Dan Mills, MD, vice president of the American Society for Aesthetic Plastic Surgery, told Health that Cooper’s ligament, the connective tissue in our breasts, is to blame.

More specifically, it’s due to collagen and elastin. The protein fibers that keep our skin tight and firm. Like all tissues in our bodies, they deteriorate as we age.

What else determines the overall look of our breasts as we get older? The fat to glandular tissue ratio. Fat distribution is unique in each woman, but it tends to increase with age for all of us. Bad news is more fatty tissue means saggy boobs.

All in all, most experts agree that wearing a bra doesn’t slow down the process. In fact, according to French scientist, Jean-Denis Ruillon, it may weaken the muscles that support our breasts. Making them sag earlier.

Appearance is not everything, however.

What about health?

Golden Girls shaking their breasts
[Image description: Golden Girls shaking their breasts.] Via Giphy
Let’s be real. Breasts can get heavy. Depending on their size, they can weigh anywhere from 500g to 2kg or more.

While a sedentary lifestyle (hello quarantine!) doesn’t put as much stress on them, simply walking around can create discomfort in some women.

Joanna Wakefield-Scurr, Professor of Biomechanics at the University of Portsmouth, told HuffPost that investing in a well-fitted bra may be a necessary step if you have breast pain.

If that’s your situation, make sure you get a properly sized bra and adjust the straps. An ill-fitted one can be just as harsh on your body as not wearing any.

In my case, PMS soreness eventually went away, and I’ve never felt freer in my bralessness.

As we all set to go back to work soon, I’m not sure if it’ll stick. Whether I’m ready to face the stigma of ‘freeing the nipple’ or not, remains unknown.

Ultimately, the choice is yours. And it’s valid, whatever it is.

Want more good news?

Woman asking "do I own a real bra?"
[Image description: Woman asking “do I own a real bra”?] Via Giphy
It’s possible to have a bra that feels like you’re not wearing one.

Here are 3 of my favorite brands that offer comfy bras with no underwire.

Moon and Jules

Black woman wearing an orange wireless bra
[Image description: Black woman wearing an orange wireless bra.] Via MoonandJules on Instagram
Moons and Jules is a Copenhagen based company who believes lingerie should adjust to your body. Not the other way around. Their bras accentuate your natural curves while promising comfort all day long.

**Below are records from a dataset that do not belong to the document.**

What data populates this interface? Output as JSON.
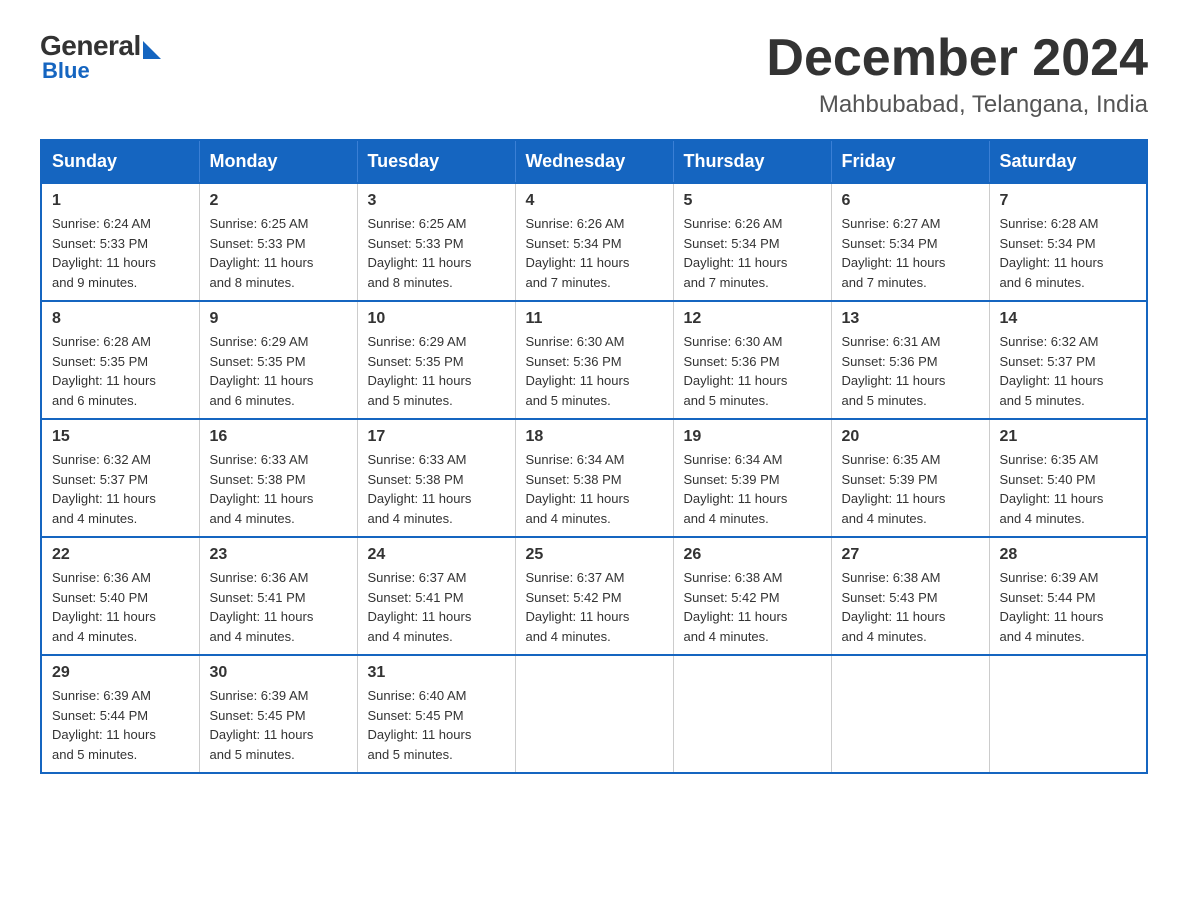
{
  "logo": {
    "general": "General",
    "blue": "Blue",
    "arrow": "▶"
  },
  "title": "December 2024",
  "subtitle": "Mahbubabad, Telangana, India",
  "days": [
    "Sunday",
    "Monday",
    "Tuesday",
    "Wednesday",
    "Thursday",
    "Friday",
    "Saturday"
  ],
  "weeks": [
    [
      {
        "day": "1",
        "sunrise": "6:24 AM",
        "sunset": "5:33 PM",
        "daylight": "11 hours and 9 minutes."
      },
      {
        "day": "2",
        "sunrise": "6:25 AM",
        "sunset": "5:33 PM",
        "daylight": "11 hours and 8 minutes."
      },
      {
        "day": "3",
        "sunrise": "6:25 AM",
        "sunset": "5:33 PM",
        "daylight": "11 hours and 8 minutes."
      },
      {
        "day": "4",
        "sunrise": "6:26 AM",
        "sunset": "5:34 PM",
        "daylight": "11 hours and 7 minutes."
      },
      {
        "day": "5",
        "sunrise": "6:26 AM",
        "sunset": "5:34 PM",
        "daylight": "11 hours and 7 minutes."
      },
      {
        "day": "6",
        "sunrise": "6:27 AM",
        "sunset": "5:34 PM",
        "daylight": "11 hours and 7 minutes."
      },
      {
        "day": "7",
        "sunrise": "6:28 AM",
        "sunset": "5:34 PM",
        "daylight": "11 hours and 6 minutes."
      }
    ],
    [
      {
        "day": "8",
        "sunrise": "6:28 AM",
        "sunset": "5:35 PM",
        "daylight": "11 hours and 6 minutes."
      },
      {
        "day": "9",
        "sunrise": "6:29 AM",
        "sunset": "5:35 PM",
        "daylight": "11 hours and 6 minutes."
      },
      {
        "day": "10",
        "sunrise": "6:29 AM",
        "sunset": "5:35 PM",
        "daylight": "11 hours and 5 minutes."
      },
      {
        "day": "11",
        "sunrise": "6:30 AM",
        "sunset": "5:36 PM",
        "daylight": "11 hours and 5 minutes."
      },
      {
        "day": "12",
        "sunrise": "6:30 AM",
        "sunset": "5:36 PM",
        "daylight": "11 hours and 5 minutes."
      },
      {
        "day": "13",
        "sunrise": "6:31 AM",
        "sunset": "5:36 PM",
        "daylight": "11 hours and 5 minutes."
      },
      {
        "day": "14",
        "sunrise": "6:32 AM",
        "sunset": "5:37 PM",
        "daylight": "11 hours and 5 minutes."
      }
    ],
    [
      {
        "day": "15",
        "sunrise": "6:32 AM",
        "sunset": "5:37 PM",
        "daylight": "11 hours and 4 minutes."
      },
      {
        "day": "16",
        "sunrise": "6:33 AM",
        "sunset": "5:38 PM",
        "daylight": "11 hours and 4 minutes."
      },
      {
        "day": "17",
        "sunrise": "6:33 AM",
        "sunset": "5:38 PM",
        "daylight": "11 hours and 4 minutes."
      },
      {
        "day": "18",
        "sunrise": "6:34 AM",
        "sunset": "5:38 PM",
        "daylight": "11 hours and 4 minutes."
      },
      {
        "day": "19",
        "sunrise": "6:34 AM",
        "sunset": "5:39 PM",
        "daylight": "11 hours and 4 minutes."
      },
      {
        "day": "20",
        "sunrise": "6:35 AM",
        "sunset": "5:39 PM",
        "daylight": "11 hours and 4 minutes."
      },
      {
        "day": "21",
        "sunrise": "6:35 AM",
        "sunset": "5:40 PM",
        "daylight": "11 hours and 4 minutes."
      }
    ],
    [
      {
        "day": "22",
        "sunrise": "6:36 AM",
        "sunset": "5:40 PM",
        "daylight": "11 hours and 4 minutes."
      },
      {
        "day": "23",
        "sunrise": "6:36 AM",
        "sunset": "5:41 PM",
        "daylight": "11 hours and 4 minutes."
      },
      {
        "day": "24",
        "sunrise": "6:37 AM",
        "sunset": "5:41 PM",
        "daylight": "11 hours and 4 minutes."
      },
      {
        "day": "25",
        "sunrise": "6:37 AM",
        "sunset": "5:42 PM",
        "daylight": "11 hours and 4 minutes."
      },
      {
        "day": "26",
        "sunrise": "6:38 AM",
        "sunset": "5:42 PM",
        "daylight": "11 hours and 4 minutes."
      },
      {
        "day": "27",
        "sunrise": "6:38 AM",
        "sunset": "5:43 PM",
        "daylight": "11 hours and 4 minutes."
      },
      {
        "day": "28",
        "sunrise": "6:39 AM",
        "sunset": "5:44 PM",
        "daylight": "11 hours and 4 minutes."
      }
    ],
    [
      {
        "day": "29",
        "sunrise": "6:39 AM",
        "sunset": "5:44 PM",
        "daylight": "11 hours and 5 minutes."
      },
      {
        "day": "30",
        "sunrise": "6:39 AM",
        "sunset": "5:45 PM",
        "daylight": "11 hours and 5 minutes."
      },
      {
        "day": "31",
        "sunrise": "6:40 AM",
        "sunset": "5:45 PM",
        "daylight": "11 hours and 5 minutes."
      },
      null,
      null,
      null,
      null
    ]
  ],
  "labels": {
    "sunrise": "Sunrise:",
    "sunset": "Sunset:",
    "daylight": "Daylight:"
  }
}
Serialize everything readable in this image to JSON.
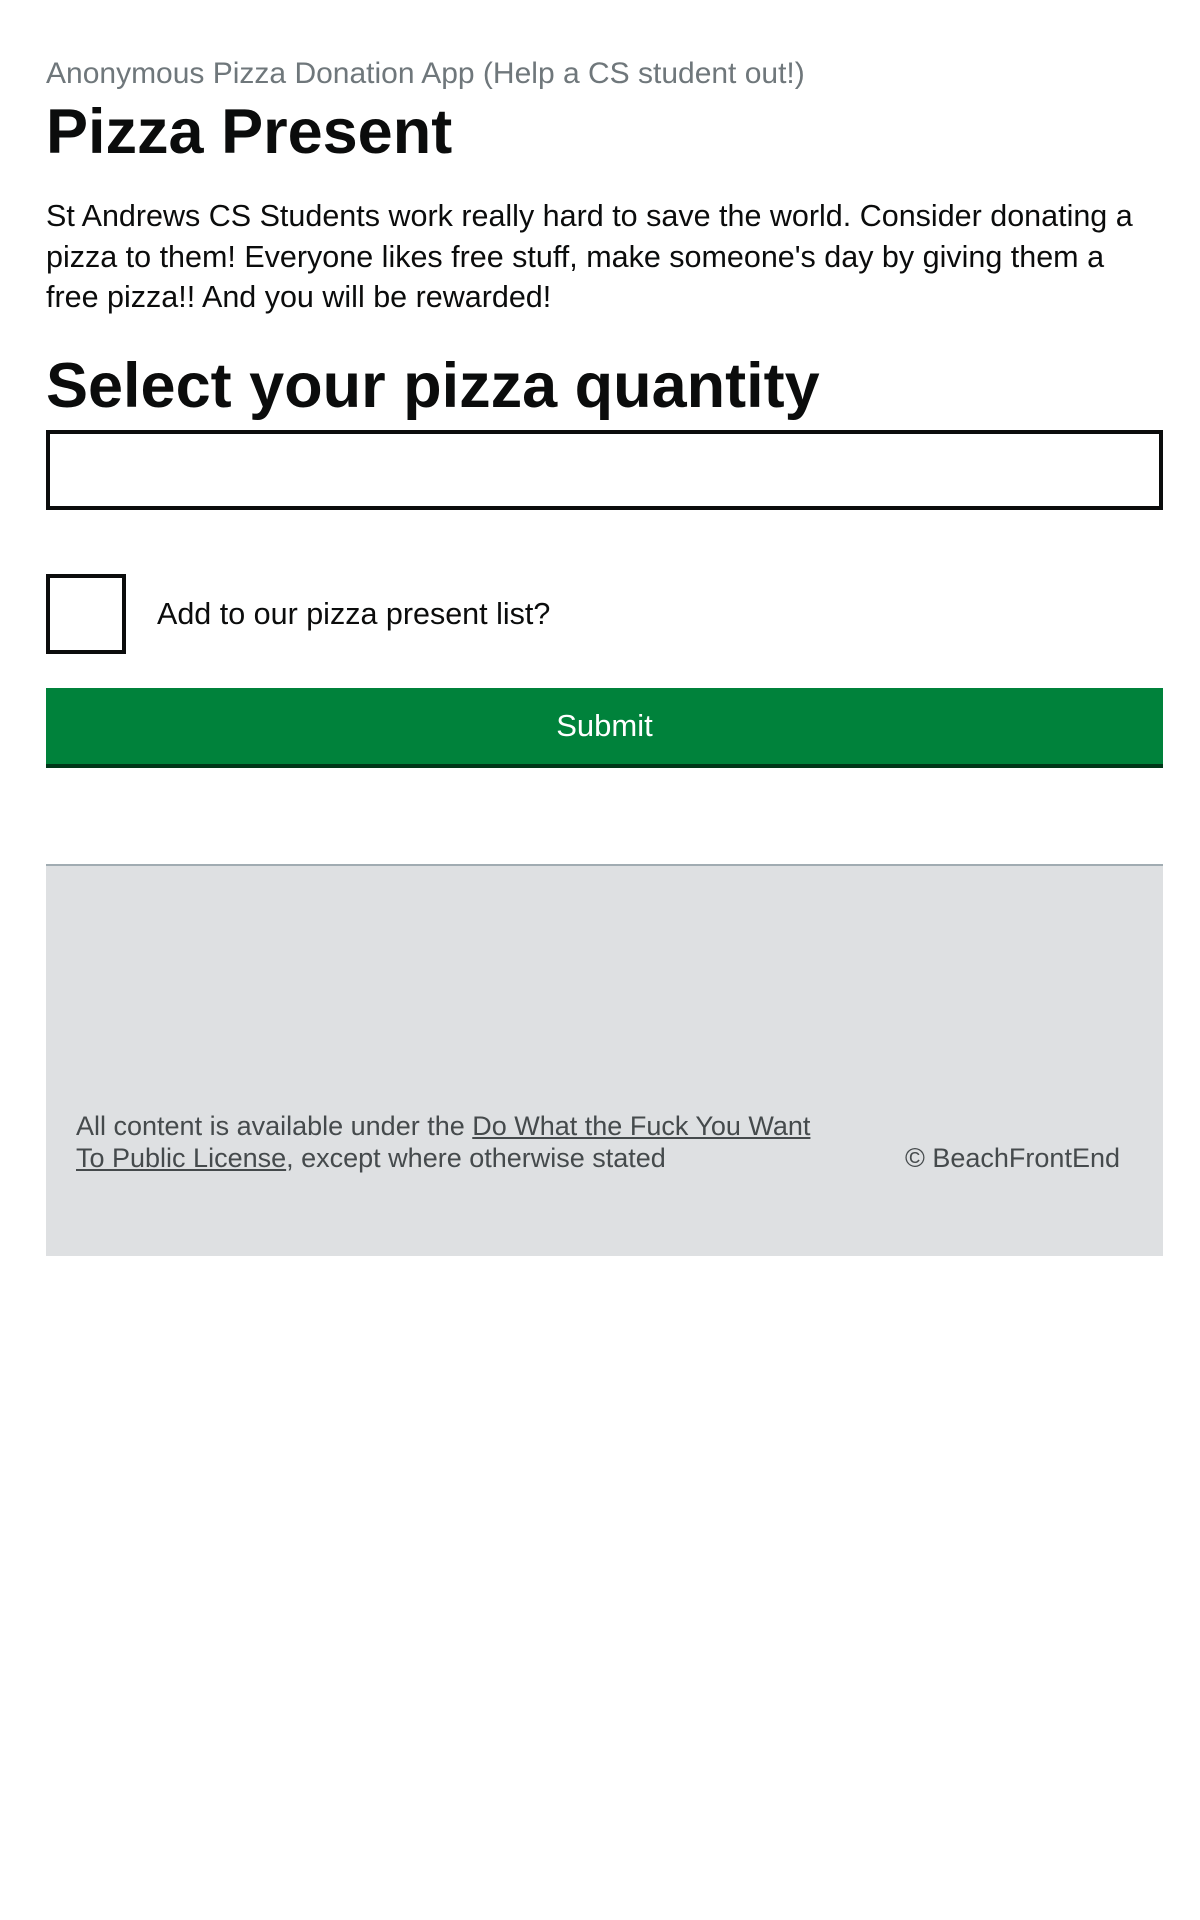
{
  "header": {
    "caption": "Anonymous Pizza Donation App (Help a CS student out!)",
    "title": "Pizza Present"
  },
  "main": {
    "description": "St Andrews CS Students work really hard to save the world. Consider donating a pizza to them! Everyone likes free stuff, make someone's day by giving them a free pizza!! And you will be rewarded!",
    "quantity_heading": "Select your pizza quantity",
    "quantity_input": {
      "value": "",
      "placeholder": ""
    },
    "checkbox": {
      "label": "Add to our pizza present list?",
      "checked": false
    },
    "submit_label": "Submit"
  },
  "footer": {
    "licence_prefix": "All content is available under the ",
    "licence_link": "Do What the Fuck You Want To Public License",
    "licence_suffix": ", except where otherwise stated",
    "copyright": "© BeachFrontEnd"
  },
  "colors": {
    "button_green": "#00823b",
    "footer_background": "#dee0e2",
    "caption_grey": "#6f777b",
    "text": "#0b0c0c"
  }
}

The brand’s embrace of diversity in its model choice and design of undergarments is also noteworthy.


Black woman wearing jeans, a black bra, and a vest over her shoulder
[Image description: Black woman wearing jeans, a black bra, and a vest over her shoulder.] Via Knix on Instagram
Designed to make you feel comfortable in your own skin, these bras offer wire-free support to women of all sizes.

Their underwear is seamless, chafe-free, and functional.


Black woman wearing light pink bra and matching panties
[Image description: Black woman wearing light pink bra and matching panties.] Via Trueandco on Instagram
Trueandco is all about the community. They took into consideration the voices of women to design bras that we can really live in.

They’re soft, cute, super supportive, and most of all comfortable!

  • Caroline Cote-Bergevin

    Caroline is a Montreal-based freelance writer and psychology graduate. She's passionate about telling stories that unite us at the core of our humanness. When she's not writing and learning about human behavior, you can find her behind the camera taking (too many) cat pictures.